[Problem details] All lines of the entries with "start" in them must be listed.

[Material to process]
((
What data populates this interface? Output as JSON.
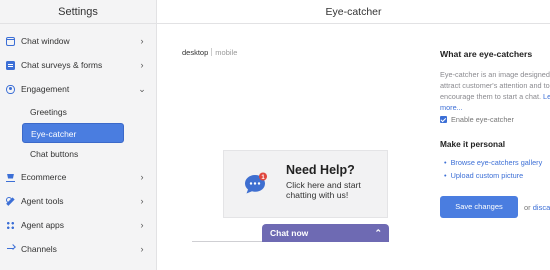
{
  "sidebar": {
    "title": "Settings",
    "items": [
      {
        "label": "Chat window",
        "icon": "chat-window-icon"
      },
      {
        "label": "Chat surveys & forms",
        "icon": "survey-icon"
      },
      {
        "label": "Engagement",
        "icon": "eye-icon"
      },
      {
        "label": "Ecommerce",
        "icon": "cart-icon"
      },
      {
        "label": "Agent tools",
        "icon": "wrench-icon"
      },
      {
        "label": "Agent apps",
        "icon": "apps-icon"
      },
      {
        "label": "Channels",
        "icon": "channels-icon"
      }
    ],
    "sub_items": [
      "Greetings",
      "Eye-catcher",
      "Chat buttons"
    ],
    "active_sub_item": "Eye-catcher"
  },
  "main": {
    "title": "Eye-catcher",
    "tabs": {
      "desktop": "desktop",
      "mobile": "mobile"
    },
    "preview": {
      "eyecatcher_title": "Need Help?",
      "eyecatcher_body": "Click here and start chatting with us!",
      "notification_count": "1",
      "chat_bar_label": "Chat now",
      "chat_bar_color": "#6e6ab3"
    }
  },
  "panel": {
    "title": "What are eye-catchers",
    "description": "Eye-catcher is an image designed to attract customer's attention and to encourage them to start a chat.",
    "learn_more": "Learn more...",
    "checkbox_label": "Enable eye-catcher",
    "checkbox_checked": true,
    "personal_title": "Make it personal",
    "links": [
      "Browse eye-catchers gallery",
      "Upload custom picture"
    ],
    "save_button": "Save changes",
    "or_text": "or",
    "discard": "discard"
  },
  "colors": {
    "accent": "#4a7de0",
    "icon": "#3c6fd6"
  }
}
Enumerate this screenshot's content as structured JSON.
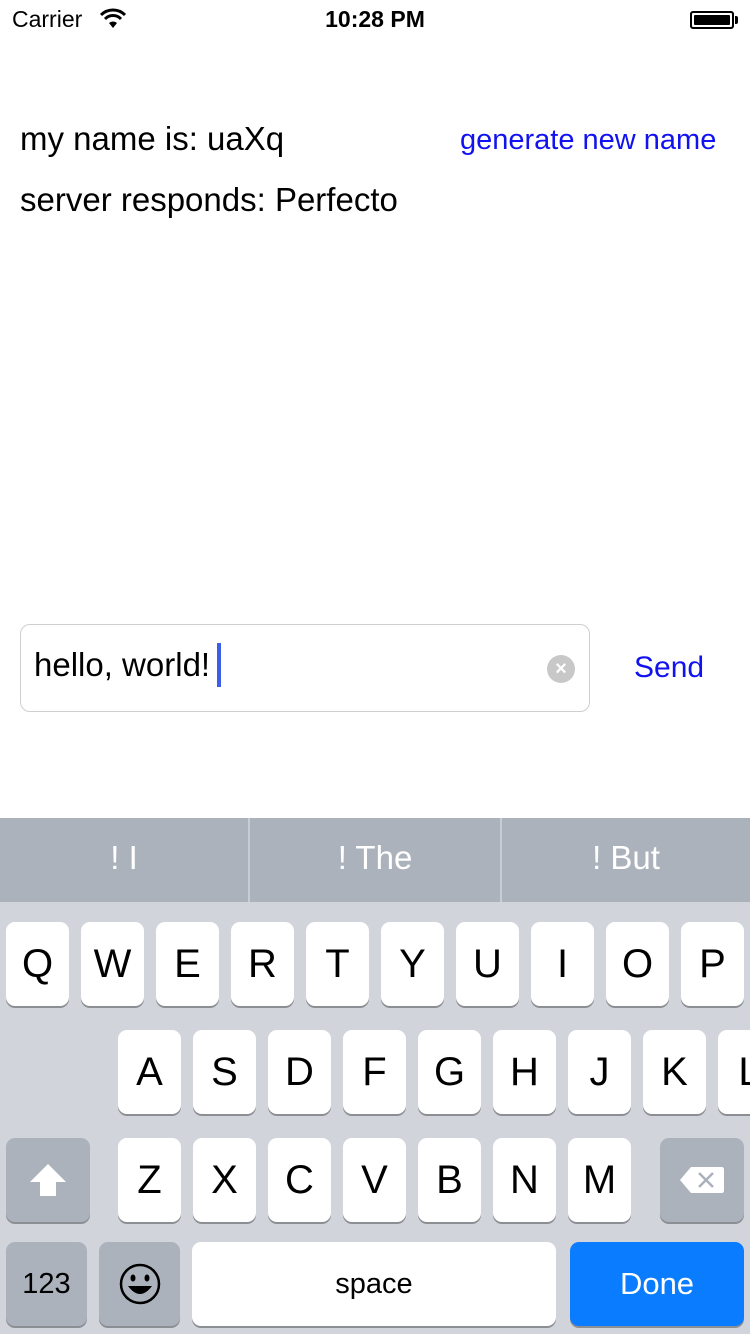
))
[Solution for this task]
      "eyecatcher_body": "Click here and start chatting with us!",
    "description": "Eye-catcher is an image designed to attract customer's attention and to encourage them to start a chat.",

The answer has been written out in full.